“We believe that open data means better science“
The Panton Principles for Open Data in Science strongly encourage scientists and others to place scientific research data into the public domain using an appropriate license or legal tool. The Panton Fellows explore and support this concept. They endorse the Panton Principles for making scientific data open, and promote the value of open data in all areas of science.
The Fellowships focus on:
- Communicating and encouraging more stakeholders to adopt the Panton Principles
- Understanding and overcoming obstacles to opening up scientific data in different fields
- Identifying opportunities for opening up scientific data in new fields and engaging new stakeholders
They are targeted at graduate level and early career stage scientific researchers, part-time scientists, and people who are involved in scientific research policy.
The Panton Fellowships Advisory Board is made up of:
A leading figure in the open science movement, Peter and colleagues have contributed significantly to open chemistry with the development of Chemical Markup Language, the Blue Obelisk collective, and as a co-author of the Panton Principles. Winner of the prestigious Skolnik award of the ACS in 2011.
Rufus is working to promote Open Knowledge around the world, including any kind of content or data from sonnets to statistics, genes to geodata, which is freely usable, sharable and reusable. Specifically he promotes open knowledge in different domains such as governmental, scientific, economic and bibliographic. This involves working to build communities of advocates and practitioners – by organising regular meetings, bringing people together for events and starting work on standards and consensus building. He is the co-founder of the Open Knowledge Foundation.
Cameron Neylon is a biophysicist with an interest in how to make the internet more effective as a tool for science. He writes and speaks regularly on scholarly communication, the design of web based tools for research, and the need for policy and cultural change within and around the research community.
Tim is the Board of Management representative for Bioinformatics at the Wellcome Trust Sanger Institute. He leads the Vertebrate Genome Analysis Project, which generates and presents core vertebrate genome annotation and maintains the reference genome sequences.
In April 2012, the Open Knowledge Foundation appointed its first ‘Panton Fellows’ – Sophie Kershaw and Ross Mounce – to promote the Panton Principles, help to develop the technology and infrastructure to make open data in science feasible, and raise discussion and awareness about openness in science.

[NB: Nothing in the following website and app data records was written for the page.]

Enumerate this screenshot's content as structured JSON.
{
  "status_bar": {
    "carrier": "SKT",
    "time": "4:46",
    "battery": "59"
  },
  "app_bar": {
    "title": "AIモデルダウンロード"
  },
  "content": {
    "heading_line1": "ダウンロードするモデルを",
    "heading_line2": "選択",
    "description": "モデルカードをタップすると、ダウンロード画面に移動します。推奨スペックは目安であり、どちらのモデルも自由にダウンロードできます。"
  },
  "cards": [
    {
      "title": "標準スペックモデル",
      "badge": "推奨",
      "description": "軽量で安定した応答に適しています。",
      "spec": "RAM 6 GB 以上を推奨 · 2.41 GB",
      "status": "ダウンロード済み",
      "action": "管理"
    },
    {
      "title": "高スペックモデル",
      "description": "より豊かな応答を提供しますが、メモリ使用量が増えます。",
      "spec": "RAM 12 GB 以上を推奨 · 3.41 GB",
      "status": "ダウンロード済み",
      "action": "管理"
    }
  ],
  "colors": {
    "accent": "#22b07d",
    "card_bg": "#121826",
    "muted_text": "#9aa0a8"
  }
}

These Panton Fellows have made a huge contribution to open science, developing tools to facilitate text and data-mining of the literature, and developing a course to teach first year postgraduates about the value of open data. Much policy impact has also been made through some extremely influential blog posts on the cost of gold Open Access, evidence submissions to the House of Lords Open Access inquiry and a video explaining the Panton Principles.
Ross Mounce – Panton Fellow 2012-2013
Ross is an enthusiastic PhD student of evolutionary biology at the University of Bath. As a vocal advocate for Open Access & Open Data in academia he can often be found speaking at academic conferences, policy events, in podcasts, and radioshows. Formerly a Panton Fellow, he’s now Community Coordinator for Open Science at the Open Knowledge Foundation & council member of the Systematics Association. He can also be found on Twitter
A list of all his work as a Panton Fellow can be found here.
Sophie Kershaw – Panton Fellow 2012-2013
Sophie is based within the Department of Computer Science at the University of Oxford. Her research focuses on the mathematical modelling of colorectal cancer and she is also part of the cell-based development team for Chaste, an open-source modelling framework for multiscale, “in silico” simulation of virtual tissues. Her work as an OKFN Panton Fellow for 2012-13 centred on Open Education and culminated in the founding of the Open Science Training Initiative (OSTI), a training scheme designed to equip young researchers for academic careers in the age of Open. OSTI aims to harness the power of open working practices to address issues of reproducibility and impact in modern scientific research. A successful pilot of the scheme was run at the University of Oxford in January 2013 and negotiations are in progress to secure further instances of OSTI in the UK, USA, Europe and beyond. You can follow the ongoing progress of her work in Open Education via her blog (“The Stilettoed Mathematician”) and Twitter stream – and don’t be confused if you find her listed under her married name of Sophie Kay as of August 2013!
A list of all her work as a Panton Fellow can be found here.